Today, Japa mala beads are used to connect the human spirit and soul with the earth and all of its surroundings. Some people wear them around their neck, or keep them nearby on a table to keep them, person and beads, in a meditative state. So, religious or not, you can enjoy their beauty and reap the benefit (if they work), of a calmer mind.

Mala necklaces are made up of a guru bead and 108 other beads that turn like the planets around the sun to heighten certain qualities from the wearers’ character, such as strength, calmness, happiness, clarity, etc. Particular stones and materials, from sandalwood to lava stones are believed to have greater healing capacities. Earth’s substances emit energies we channel through meditation, religion, seances, etc. Wearing it is said to keep you connected to your inner guide and surrounds you with an aura of protection while keeping you less fidgety.
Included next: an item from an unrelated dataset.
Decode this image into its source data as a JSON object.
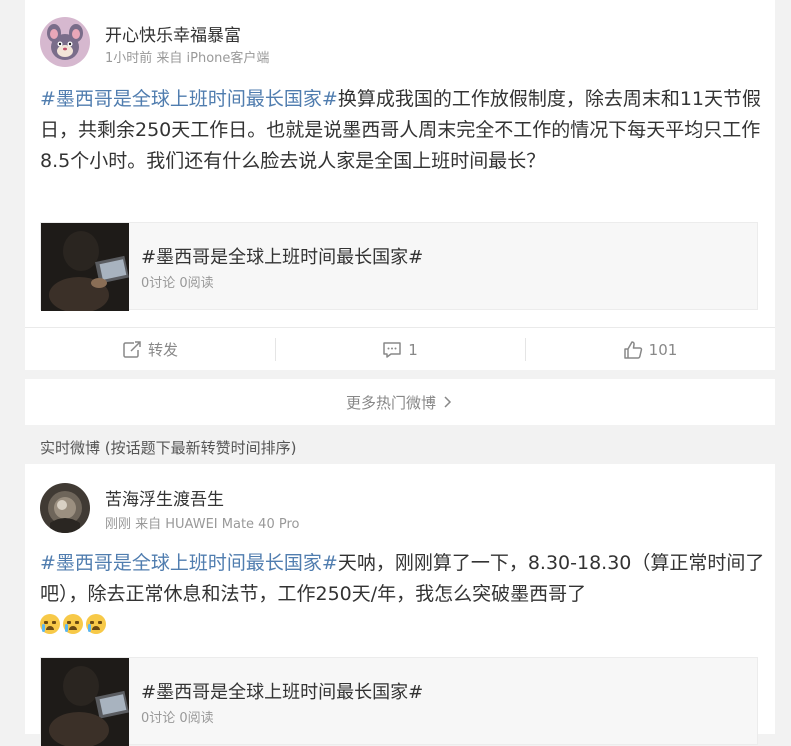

The practice of making malas using 108 beads goes back to ancient Vedic culture. There are 108 Vedic Upanishads (sacred texts), 108 pressure points in the body, and 108 energy lines that connect to form the heart chakra. The sun’s diameter is 108 times the diameter of the Earth, and the sun’s distance to the earth is 108 times greater than the sun’s diameter. The number 108 also has significance in Islam, the Jewish Culture, and various spiritual traditions.  

I’d learned enough to know I wanted my own mala bead necklace. Teresa Mayville at sells mala making kits and handmade malas, each one unique and unlike any other. Instead of making my own, I decided it would be wiser to get one already made. The thought of beads rolling on the floor and someone tripping on them made it an easy decision. The mala necklace arrived along with information on how to take care of them and a intuitive card Teresa had drawn for me. I could have done without the part of extra care— rub them in oil, I’d recently purchased a  top and cut off the tags before reading “hand wash.” There should be a warning for the unexpected buyer on high maintenance clothes.  
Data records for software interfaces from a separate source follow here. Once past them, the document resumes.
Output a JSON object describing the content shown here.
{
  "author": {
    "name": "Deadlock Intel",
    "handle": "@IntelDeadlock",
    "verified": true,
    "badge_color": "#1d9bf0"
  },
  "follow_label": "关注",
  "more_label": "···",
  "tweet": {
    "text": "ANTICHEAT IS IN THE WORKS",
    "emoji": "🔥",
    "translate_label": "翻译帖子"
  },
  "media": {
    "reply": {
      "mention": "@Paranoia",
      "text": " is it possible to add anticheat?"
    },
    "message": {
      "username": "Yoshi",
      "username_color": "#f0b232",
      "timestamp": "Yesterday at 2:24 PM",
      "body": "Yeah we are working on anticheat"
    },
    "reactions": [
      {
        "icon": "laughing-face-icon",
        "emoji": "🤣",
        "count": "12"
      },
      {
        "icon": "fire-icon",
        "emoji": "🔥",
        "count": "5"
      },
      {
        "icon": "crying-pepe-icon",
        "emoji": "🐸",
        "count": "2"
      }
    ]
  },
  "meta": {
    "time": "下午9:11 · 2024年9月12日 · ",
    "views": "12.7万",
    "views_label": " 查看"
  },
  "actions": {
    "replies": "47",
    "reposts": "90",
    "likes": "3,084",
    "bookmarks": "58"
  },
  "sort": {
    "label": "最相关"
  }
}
The intuitive card Teresa sent said: “Your intuition is strong. You don’t go with the crowd. Life supports you in every way.” I love nice things said about me even when it comes from someone I don’t know and in this case probably an AI (artificial intelligence) robot. Along with my mala beads, blessed by Ganesha & Lakshmi, I received a Moonbeam crystal with the highest frequency in the Crystal Kingdom. It’s said to hold no negativity. So, instead of a worry doll, I’ll be sleeping with a crystal under my pillow for good dreams and perhaps fewer trips to the bathroom. 

I chose a mantra appropriate for the present, outlasting the Coronavirus, “the greatest wealth is health.” I start at the Guru bead and work around. Your chant or prayer is repeated as you move your fingers from one bead to the next. The beads help you stay grounded and focused. 

Prayer beads for spiritual practice are used in multiple faith traditions. At a time, such as the one the world now faces, a pandemic, mala beads and rosaries may find their way into our hands. 

With every bead we touch, while we chant or pray, we are drawn closer to the sacred within where love, not fear, dwells.

2 thoughts on “Beads to Balm

  1. Well, it’s resting on my bed headboard above me. Can’t tell but the idea of having it appeal for now. With quarantine in effect, I’m surrounding myself with everything and anything that uplifts my thoughts.


Comments are closed.